**DIRECTIONS**. Scan the listing below. Report each line that includes "nJovimetrix".

**RECORDED DATA**.
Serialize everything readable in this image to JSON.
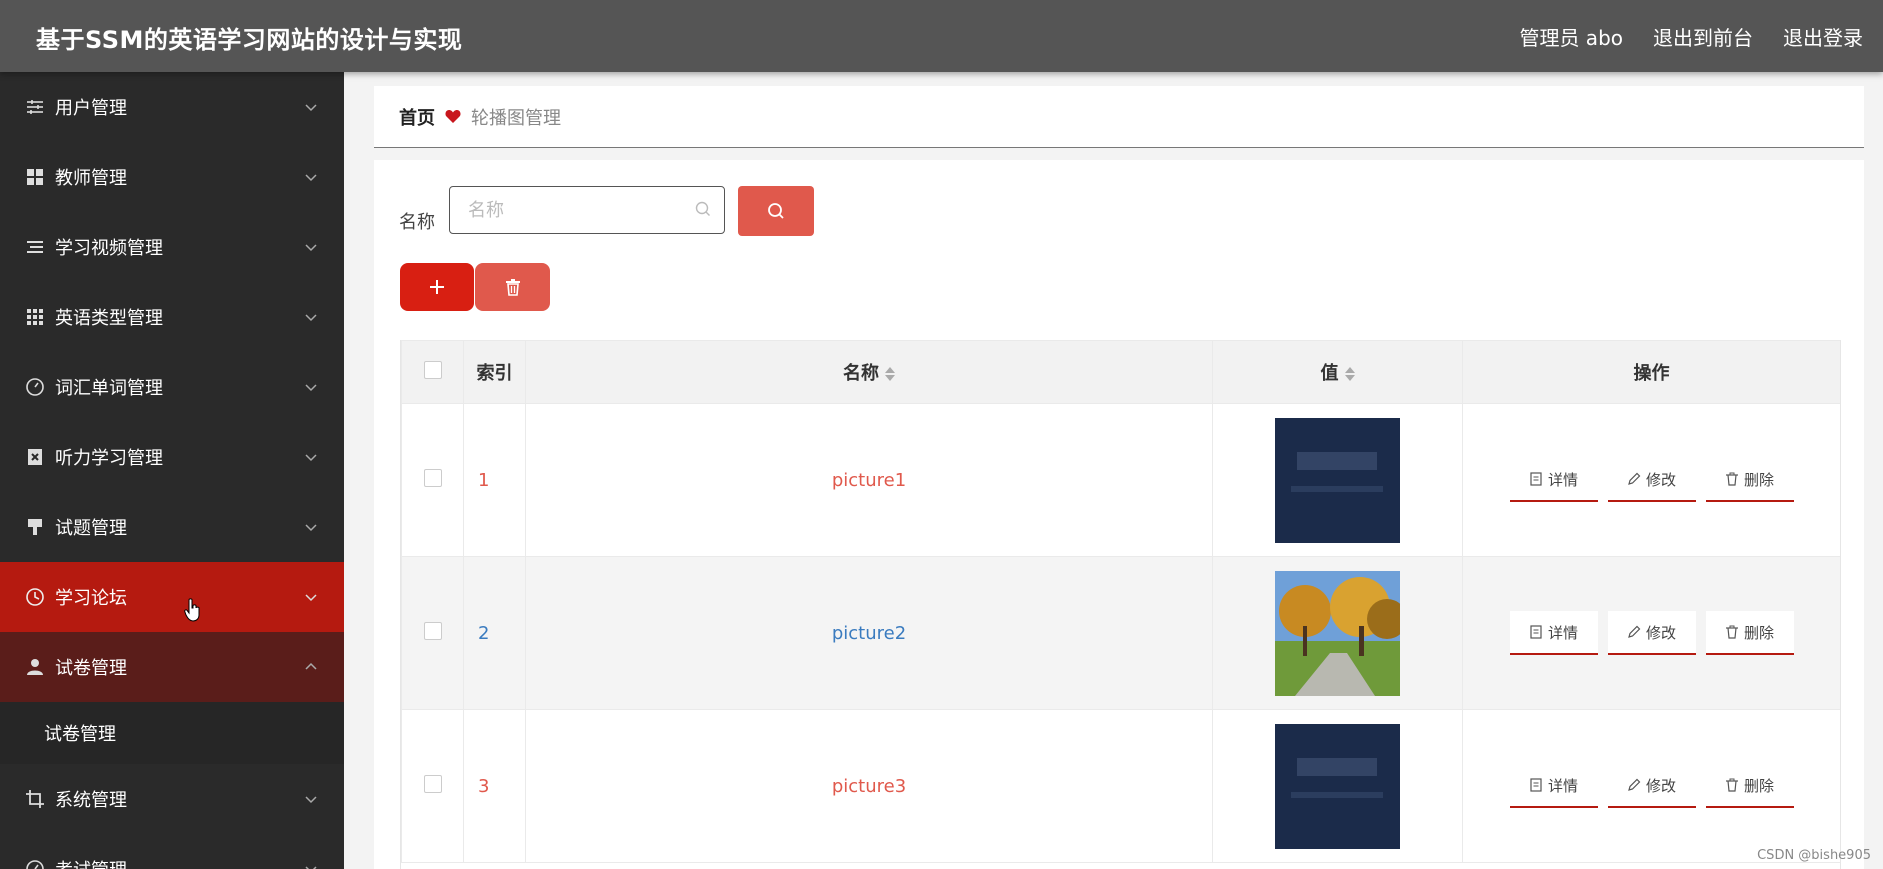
{
  "header": {
    "title": "基于SSM的英语学习网站的设计与实现",
    "user": "管理员 abo",
    "exit_front": "退出到前台",
    "logout": "退出登录"
  },
  "sidebar": {
    "items": [
      {
        "label": "用户管理",
        "icon": "sliders-icon"
      },
      {
        "label": "教师管理",
        "icon": "grid-icon"
      },
      {
        "label": "学习视频管理",
        "icon": "list-icon"
      },
      {
        "label": "英语类型管理",
        "icon": "apps-icon"
      },
      {
        "label": "词汇单词管理",
        "icon": "gauge-icon"
      },
      {
        "label": "听力学习管理",
        "icon": "clipboard-x-icon"
      },
      {
        "label": "试题管理",
        "icon": "brush-icon"
      },
      {
        "label": "学习论坛",
        "icon": "clock-icon"
      },
      {
        "label": "试卷管理",
        "icon": "user-icon"
      },
      {
        "label": "系统管理",
        "icon": "crop-icon"
      },
      {
        "label": "考试管理",
        "icon": "gauge-icon"
      }
    ],
    "sub_item": "试卷管理",
    "active_color": "#b51a10"
  },
  "breadcrumb": {
    "home": "首页",
    "current": "轮播图管理"
  },
  "search": {
    "label": "名称",
    "placeholder": "名称"
  },
  "table": {
    "headers": {
      "index": "索引",
      "name": "名称",
      "value": "值",
      "actions": "操作"
    },
    "rows": [
      {
        "index": "1",
        "name": "picture1",
        "image": "dark-blue-banner"
      },
      {
        "index": "2",
        "name": "picture2",
        "image": "autumn-campus-photo"
      },
      {
        "index": "3",
        "name": "picture3",
        "image": "dark-blue-banner"
      }
    ],
    "actions": {
      "detail": "详情",
      "edit": "修改",
      "delete": "删除"
    }
  },
  "watermark": "CSDN @bishe905",
  "colors": {
    "accent": "#e0594c",
    "primary_red": "#d81f12",
    "link_blue": "#3a7bbf"
  }
}
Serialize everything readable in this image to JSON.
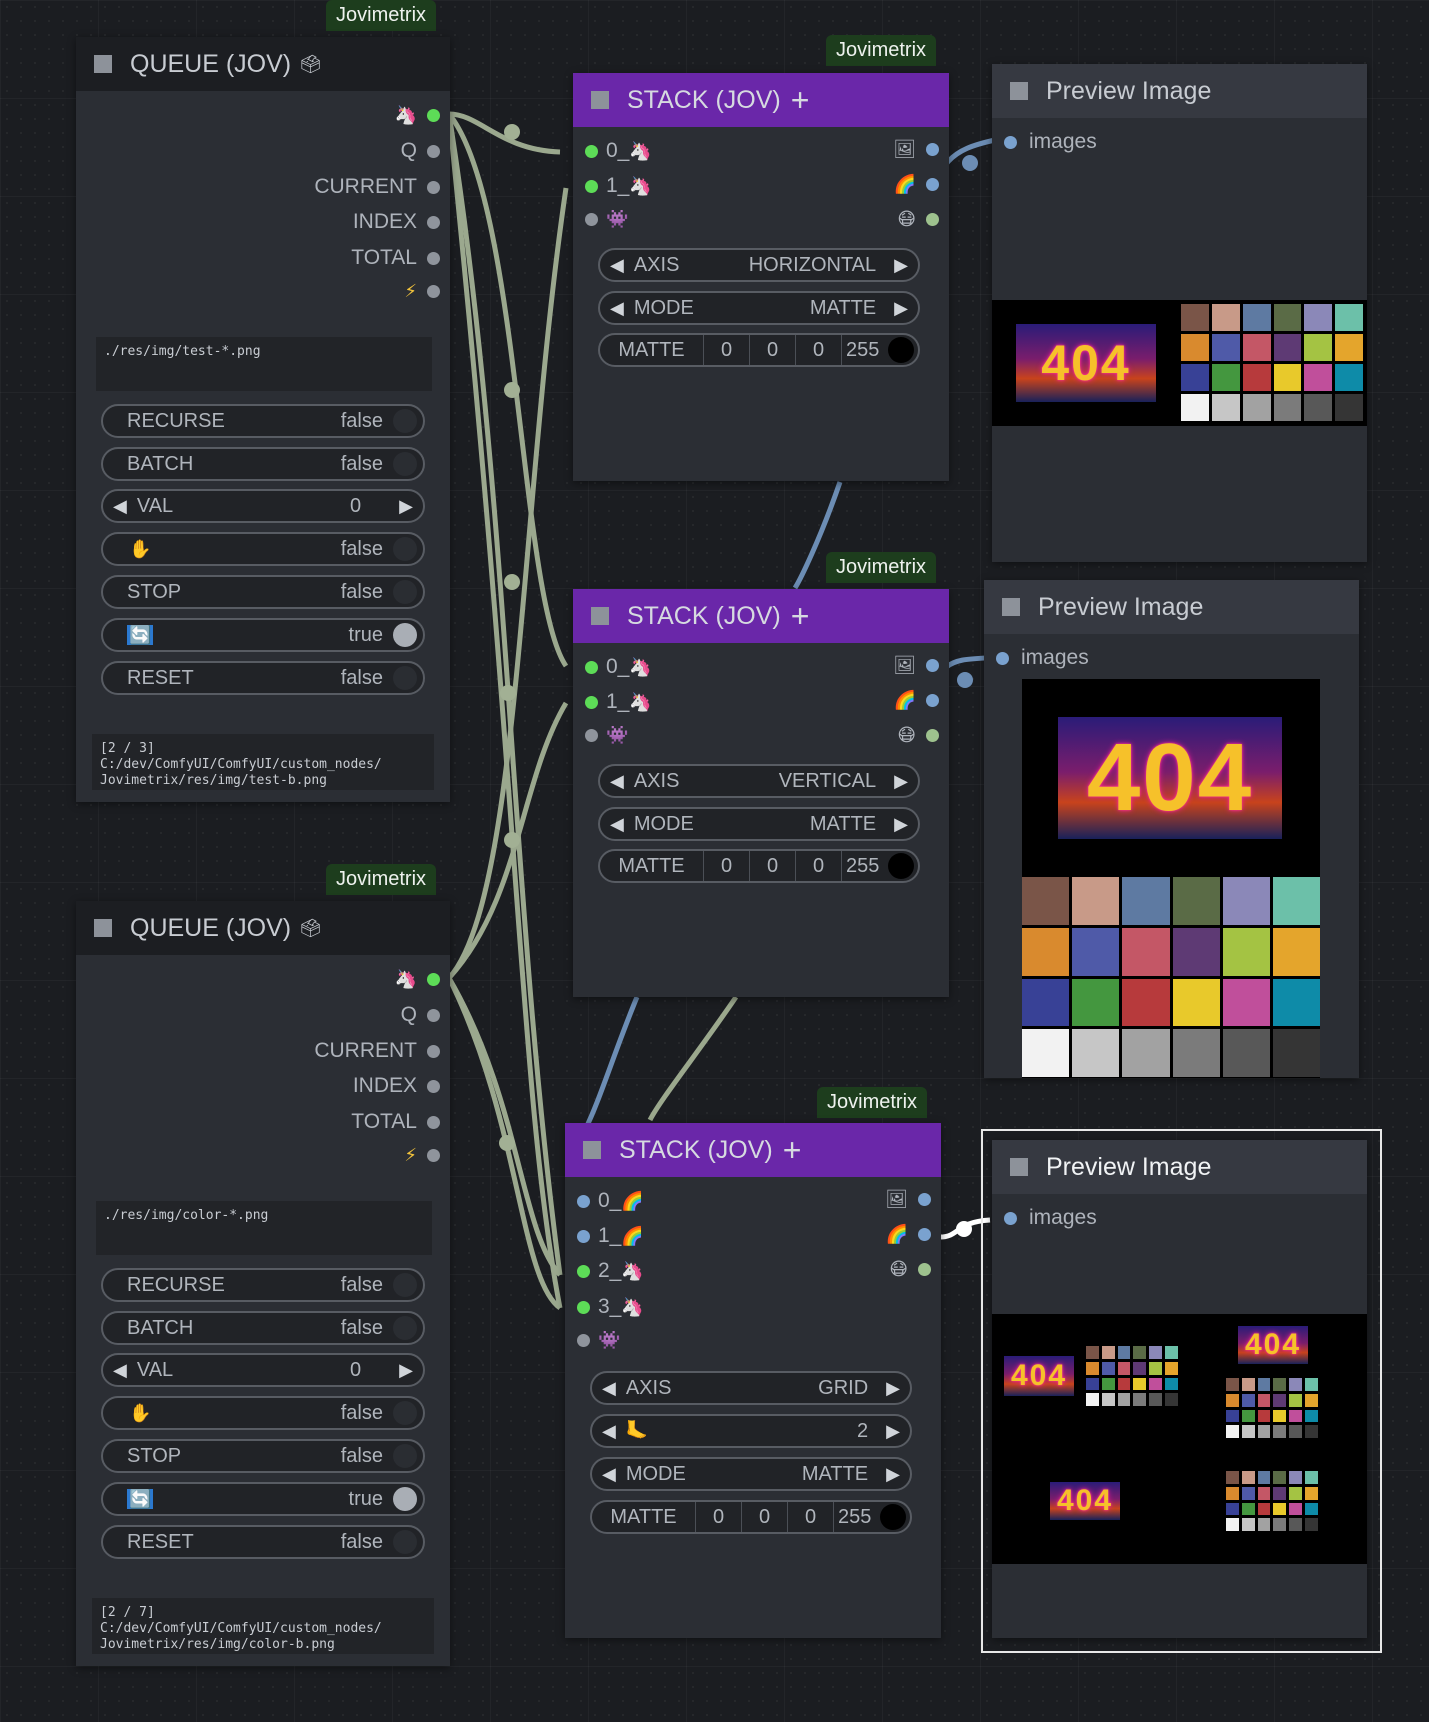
{
  "brand": "Jovimetrix",
  "queue_title": "QUEUE (JOV)",
  "stack_title": "STACK (JOV)",
  "preview_title": "Preview Image",
  "preview_input": "images",
  "queue_outputs": [
    "Q",
    "CURRENT",
    "INDEX",
    "TOTAL"
  ],
  "queues": [
    {
      "path": "./res/img/test-*.png",
      "widgets": {
        "recurse": "RECURSE",
        "recurse_val": "false",
        "batch": "BATCH",
        "batch_val": "false",
        "val": "VAL",
        "val_val": "0",
        "hold_val": "false",
        "stop": "STOP",
        "stop_val": "false",
        "loop_val": "true",
        "reset": "RESET",
        "reset_val": "false"
      },
      "status": "[2 / 3]\nC:/dev/ComfyUI/ComfyUI/custom_nodes/\nJovimetrix/res/img/test-b.png"
    },
    {
      "path": "./res/img/color-*.png",
      "widgets": {
        "recurse": "RECURSE",
        "recurse_val": "false",
        "batch": "BATCH",
        "batch_val": "false",
        "val": "VAL",
        "val_val": "0",
        "hold_val": "false",
        "stop": "STOP",
        "stop_val": "false",
        "loop_val": "true",
        "reset": "RESET",
        "reset_val": "false"
      },
      "status": "[2 / 7]\nC:/dev/ComfyUI/ComfyUI/custom_nodes/\nJovimetrix/res/img/color-b.png"
    }
  ],
  "stacks": [
    {
      "inputs": [
        "0_",
        "1_"
      ],
      "axis_label": "AXIS",
      "axis": "HORIZONTAL",
      "mode_label": "MODE",
      "mode": "MATTE",
      "matte_label": "MATTE",
      "matte": [
        "0",
        "0",
        "0",
        "255"
      ]
    },
    {
      "inputs": [
        "0_",
        "1_"
      ],
      "axis_label": "AXIS",
      "axis": "VERTICAL",
      "mode_label": "MODE",
      "mode": "MATTE",
      "matte_label": "MATTE",
      "matte": [
        "0",
        "0",
        "0",
        "255"
      ]
    },
    {
      "inputs": [
        "0_",
        "1_",
        "2_",
        "3_"
      ],
      "axis_label": "AXIS",
      "axis": "GRID",
      "stride": "2",
      "mode_label": "MODE",
      "mode": "MATTE",
      "matte_label": "MATTE",
      "matte": [
        "0",
        "0",
        "0",
        "255"
      ]
    }
  ],
  "logo_text": "404",
  "palette": [
    "#7a5548",
    "#c89a88",
    "#5e7aa2",
    "#5a6b46",
    "#8b88b8",
    "#6cc0a9",
    "#d98a2e",
    "#4f5aa8",
    "#c45766",
    "#5e3a74",
    "#a4c343",
    "#e4a52c",
    "#384196",
    "#44973f",
    "#b73a3c",
    "#e8c92b",
    "#c04f9b",
    "#0e8ba8",
    "#f2f2f2",
    "#c6c6c6",
    "#a2a2a2",
    "#7b7b7b",
    "#585858",
    "#353535"
  ],
  "colors": {
    "purple": "#6a27a9",
    "badge": "#1d3d1d",
    "wire": "#9aaa8e",
    "wire_blue": "#6c8db4"
  }
}
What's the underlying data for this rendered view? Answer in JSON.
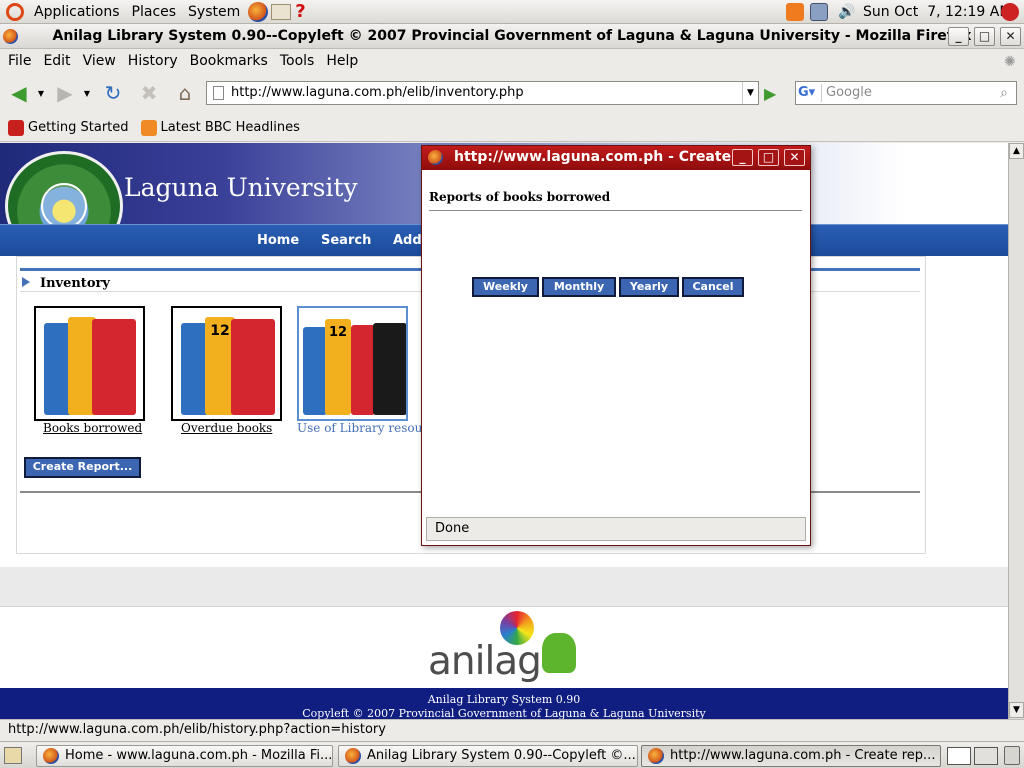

**OUTPUT**.
      "status": "[2 / 3]\nC:/dev/ComfyUI/ComfyUI/custom_nodes/\nJovimetrix/res/img/test-b.png"
      "status": "[2 / 7]\nC:/dev/ComfyUI/ComfyUI/custom_nodes/\nJovimetrix/res/img/color-b.png"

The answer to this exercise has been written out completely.